Wiki is a huge place, and I can't remember where I saw it, but I certainly did, because it's one of the areas I work on. You hit the nail on the head though when you said 'insitutionalist sounding', and that's the brunt of the problem. I have never understood why at en.Wiki we can't have friendly messages instead of the pompous walls of text that are usually composed. Based on my old studies of comm.sci,, I have a very good idea why this is. All UK government official documents have lost their Dickensian touch over the last decade or so (probably thanks to the Internet) and websites are friendlier - even when applying online for a new passport or driving licence! To enhance the new user reception and experience, these concepts need to be borne in mind. The de;Wiki is different, almost everything in German sounds official, though I greatly appreciate that their more modern and more frequent use of 'Du' on their Wiki is very refreshing. Unfortunately, English is one of the few European languages that does not have such a distinction.

Note that the messages I use are not TLDR diatribes with shedloads of links to obscure policies; I tend to think a creator would be really happy if someone came on line, saw what they were doing, and offered some help to get it right. I know I would, but in the days when I created my first pages, I didn't even receive a welcome template for years - and when it came, I had no idea it was only a template and I was overjoyed at the thought that someone 'up there' had really noticed my painstaking work on Thailand articles. In fact one of my very first edits was to create a cut 'n paste move - I had absolutely no idea where all the rules were, especially for repairing a misspelt page name, and nobody noticed and put me right - or chided me for it!

WereSpielChequers (talkcontribs)

I think we need to remember that communication is not just a matter of posting messages on talkpages, communication also includes interacting by editing the same article. My modus operandi is to do a gnomish edit on an article, spot that another editor there has a redlinked talkpage and drop them a welcome template. I don't know whether 9% or 90% of newbies connect the two events, but my assumption is that at least a proprtion of editors think the same way as me.

However there is a huge easy win awaiting whoever starts testing welcome messages and announces which ones work better than others (from my direct marketing days the one thing I'm sure of is that the messages that work best won't be the ones that a random focus group would predict would work best).

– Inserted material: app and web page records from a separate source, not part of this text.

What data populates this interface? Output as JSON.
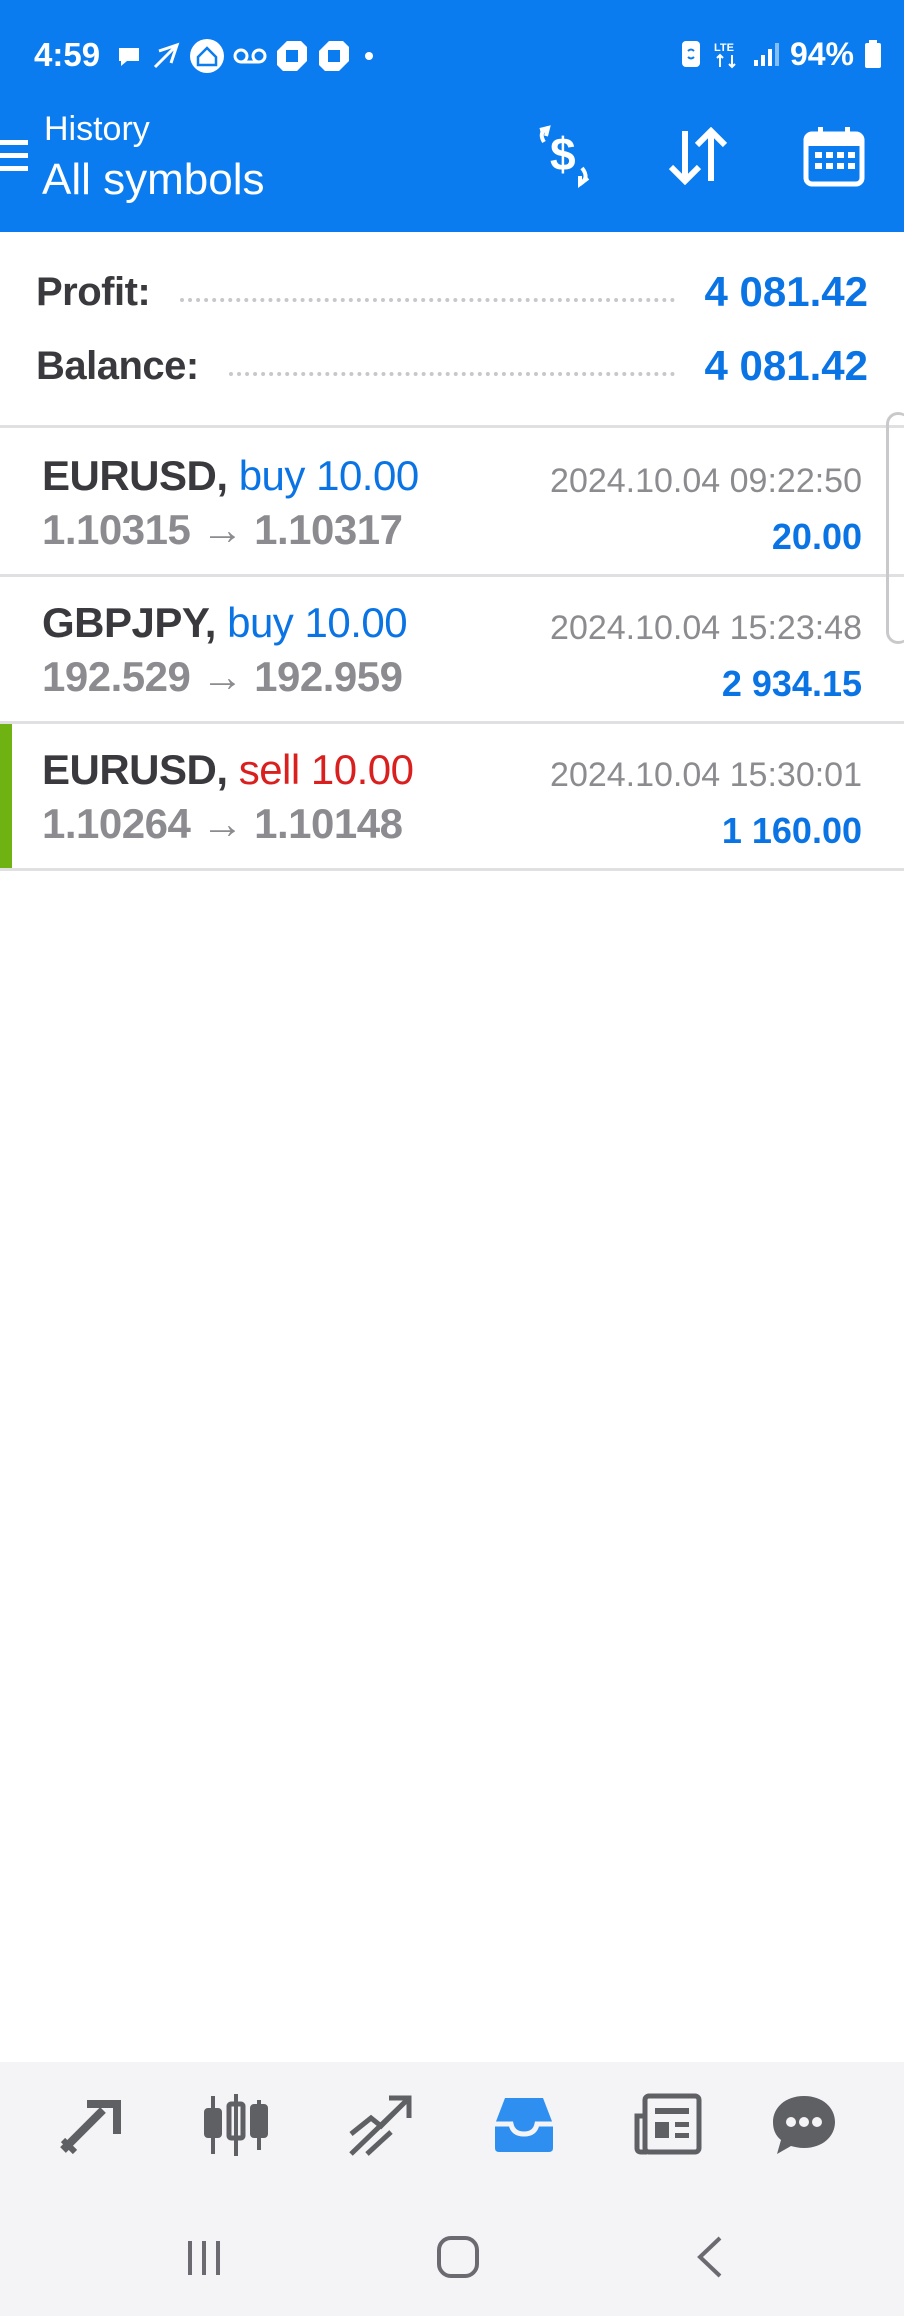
{
  "status_bar": {
    "time": "4:59",
    "battery": "94%"
  },
  "header": {
    "subtitle": "History",
    "title": "All symbols"
  },
  "summary": {
    "profit_label": "Profit:",
    "profit_value": "4 081.42",
    "balance_label": "Balance:",
    "balance_value": "4 081.42"
  },
  "deals": [
    {
      "symbol": "EURUSD,",
      "side": "buy 10.00",
      "prices": "1.10315 → 1.10317",
      "time": "2024.10.04 09:22:50",
      "profit": "20.00"
    },
    {
      "symbol": "GBPJPY,",
      "side": "buy 10.00",
      "prices": "192.529 → 192.959",
      "time": "2024.10.04 15:23:48",
      "profit": "2 934.15"
    },
    {
      "symbol": "EURUSD,",
      "side": "sell 10.00",
      "prices": "1.10264 → 1.10148",
      "time": "2024.10.04 15:30:01",
      "profit": "1 160.00"
    }
  ],
  "colors": {
    "header_blue": "#0a7cf0",
    "buy_blue": "#0b74e5",
    "sell_red": "#d9201f",
    "accent_green": "#6fb313",
    "nav_active": "#2f8ff0",
    "nav_inactive": "#5f6064"
  },
  "bottom_nav": {
    "items": [
      "quotes-icon",
      "chart-icon",
      "trade-icon",
      "history-icon",
      "news-icon",
      "messages-icon"
    ],
    "active": "history-icon"
  }
}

Rich Farmbrough (talkcontribs)

I have found a lot of BLP prods are rescuable, but I know that several people work at the back of the 10 day queue. So it's hard to judge what gets lost that shouldn't.